# [Website and app data records]
▬▬▬▬▬▬

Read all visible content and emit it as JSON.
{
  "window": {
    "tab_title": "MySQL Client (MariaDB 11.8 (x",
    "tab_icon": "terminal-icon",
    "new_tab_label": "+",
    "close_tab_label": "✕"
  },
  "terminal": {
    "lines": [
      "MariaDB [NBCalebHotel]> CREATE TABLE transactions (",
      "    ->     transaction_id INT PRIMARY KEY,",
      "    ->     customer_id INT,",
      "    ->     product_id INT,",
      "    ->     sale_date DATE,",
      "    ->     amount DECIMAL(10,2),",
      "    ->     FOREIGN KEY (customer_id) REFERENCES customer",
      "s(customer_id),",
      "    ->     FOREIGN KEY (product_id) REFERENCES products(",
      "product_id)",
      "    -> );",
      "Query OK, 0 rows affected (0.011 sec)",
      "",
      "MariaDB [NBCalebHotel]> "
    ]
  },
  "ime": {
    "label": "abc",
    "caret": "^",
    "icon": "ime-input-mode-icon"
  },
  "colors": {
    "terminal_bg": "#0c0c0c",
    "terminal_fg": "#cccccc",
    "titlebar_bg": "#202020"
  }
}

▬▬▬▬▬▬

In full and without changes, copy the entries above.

# [ANSWER SPACE]
Read all visible content and emit it as JSON.
{
  "window": {
    "tab_title": "MySQL Client (MariaDB 11.8 (x",
    "tab_icon": "terminal-icon",
    "new_tab_label": "+",
    "close_tab_label": "✕"
  },
  "terminal": {
    "lines": [
      "MariaDB [NBCalebHotel]> CREATE TABLE transactions (",
      "    ->     transaction_id INT PRIMARY KEY,",
      "    ->     customer_id INT,",
      "    ->     product_id INT,",
      "    ->     sale_date DATE,",
      "    ->     amount DECIMAL(10,2),",
      "    ->     FOREIGN KEY (customer_id) REFERENCES customer",
      "s(customer_id),",
      "    ->     FOREIGN KEY (product_id) REFERENCES products(",
      "product_id)",
      "    -> );",
      "Query OK, 0 rows affected (0.011 sec)",
      "",
      "MariaDB [NBCalebHotel]> "
    ]
  },
  "ime": {
    "label": "abc",
    "caret": "^",
    "icon": "ime-input-mode-icon"
  },
  "colors": {
    "terminal_bg": "#0c0c0c",
    "terminal_fg": "#cccccc",
    "titlebar_bg": "#202020"
  }
}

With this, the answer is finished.